Problem statement »
Give the entries again exactly. Skip the pictures.

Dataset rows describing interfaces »
-- Opening Marker --

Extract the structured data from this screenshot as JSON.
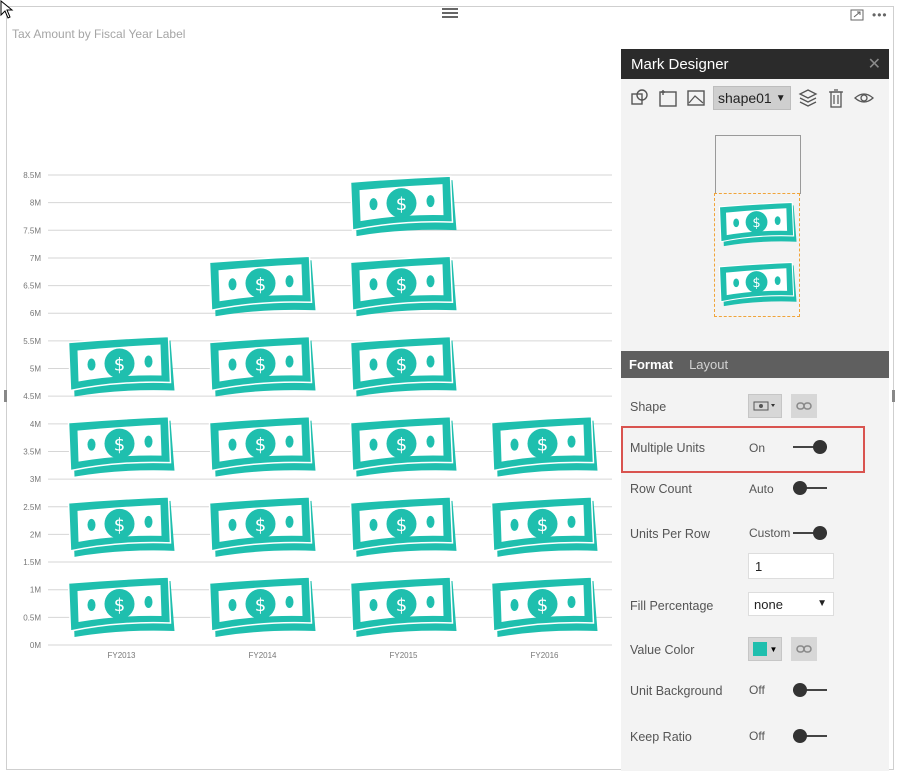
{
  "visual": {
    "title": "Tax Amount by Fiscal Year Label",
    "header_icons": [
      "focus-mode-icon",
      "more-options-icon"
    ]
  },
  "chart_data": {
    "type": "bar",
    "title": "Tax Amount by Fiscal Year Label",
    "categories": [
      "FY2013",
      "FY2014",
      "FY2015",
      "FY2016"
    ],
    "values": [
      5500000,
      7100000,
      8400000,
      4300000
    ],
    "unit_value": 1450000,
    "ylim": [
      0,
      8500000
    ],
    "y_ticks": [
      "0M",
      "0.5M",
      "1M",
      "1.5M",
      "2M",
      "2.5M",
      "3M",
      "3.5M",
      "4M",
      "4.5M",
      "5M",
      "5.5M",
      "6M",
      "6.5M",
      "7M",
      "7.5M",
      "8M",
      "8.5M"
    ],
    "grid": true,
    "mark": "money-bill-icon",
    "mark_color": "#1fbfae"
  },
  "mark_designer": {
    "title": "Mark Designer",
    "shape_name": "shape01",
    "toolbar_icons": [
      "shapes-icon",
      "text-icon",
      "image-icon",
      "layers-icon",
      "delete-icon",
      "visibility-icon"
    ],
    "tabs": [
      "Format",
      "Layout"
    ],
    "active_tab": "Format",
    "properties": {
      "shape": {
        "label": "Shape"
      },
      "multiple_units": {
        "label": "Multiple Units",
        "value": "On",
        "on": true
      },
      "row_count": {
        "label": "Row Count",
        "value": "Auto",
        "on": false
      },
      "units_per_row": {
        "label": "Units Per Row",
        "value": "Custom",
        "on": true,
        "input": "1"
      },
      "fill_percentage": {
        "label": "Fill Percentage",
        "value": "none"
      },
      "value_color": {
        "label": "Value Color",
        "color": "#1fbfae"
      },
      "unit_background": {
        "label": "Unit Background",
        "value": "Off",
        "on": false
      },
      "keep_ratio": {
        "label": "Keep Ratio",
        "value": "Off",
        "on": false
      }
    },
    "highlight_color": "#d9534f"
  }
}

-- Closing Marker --

Solution below »
Extract the structured data from this screenshot as JSON.
{
  "visual": {
    "title": "Tax Amount by Fiscal Year Label",
    "header_icons": [
      "focus-mode-icon",
      "more-options-icon"
    ]
  },
  "chart_data": {
    "type": "bar",
    "title": "Tax Amount by Fiscal Year Label",
    "categories": [
      "FY2013",
      "FY2014",
      "FY2015",
      "FY2016"
    ],
    "values": [
      5500000,
      7100000,
      8400000,
      4300000
    ],
    "unit_value": 1450000,
    "ylim": [
      0,
      8500000
    ],
    "y_ticks": [
      "0M",
      "0.5M",
      "1M",
      "1.5M",
      "2M",
      "2.5M",
      "3M",
      "3.5M",
      "4M",
      "4.5M",
      "5M",
      "5.5M",
      "6M",
      "6.5M",
      "7M",
      "7.5M",
      "8M",
      "8.5M"
    ],
    "grid": true,
    "mark": "money-bill-icon",
    "mark_color": "#1fbfae"
  },
  "mark_designer": {
    "title": "Mark Designer",
    "shape_name": "shape01",
    "toolbar_icons": [
      "shapes-icon",
      "text-icon",
      "image-icon",
      "layers-icon",
      "delete-icon",
      "visibility-icon"
    ],
    "tabs": [
      "Format",
      "Layout"
    ],
    "active_tab": "Format",
    "properties": {
      "shape": {
        "label": "Shape"
      },
      "multiple_units": {
        "label": "Multiple Units",
        "value": "On",
        "on": true
      },
      "row_count": {
        "label": "Row Count",
        "value": "Auto",
        "on": false
      },
      "units_per_row": {
        "label": "Units Per Row",
        "value": "Custom",
        "on": true,
        "input": "1"
      },
      "fill_percentage": {
        "label": "Fill Percentage",
        "value": "none"
      },
      "value_color": {
        "label": "Value Color",
        "color": "#1fbfae"
      },
      "unit_background": {
        "label": "Unit Background",
        "value": "Off",
        "on": false
      },
      "keep_ratio": {
        "label": "Keep Ratio",
        "value": "Off",
        "on": false
      }
    },
    "highlight_color": "#d9534f"
  }
}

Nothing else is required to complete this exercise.